[Recorded information Boundary: Start]
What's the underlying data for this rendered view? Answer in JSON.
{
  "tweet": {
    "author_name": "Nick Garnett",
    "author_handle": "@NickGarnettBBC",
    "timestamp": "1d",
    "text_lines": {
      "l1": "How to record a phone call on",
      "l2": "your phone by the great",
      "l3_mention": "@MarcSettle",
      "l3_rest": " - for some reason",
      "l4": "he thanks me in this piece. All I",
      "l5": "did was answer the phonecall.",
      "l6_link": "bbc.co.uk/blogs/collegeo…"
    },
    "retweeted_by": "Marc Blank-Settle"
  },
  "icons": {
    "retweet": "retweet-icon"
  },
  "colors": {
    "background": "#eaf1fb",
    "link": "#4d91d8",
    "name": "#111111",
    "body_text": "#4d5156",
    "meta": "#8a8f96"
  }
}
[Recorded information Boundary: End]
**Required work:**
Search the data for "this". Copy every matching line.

**Answer space:**
What's the underlying data for this rendered view? Answer in JSON.
      "l4": "he thanks me in this piece. All I",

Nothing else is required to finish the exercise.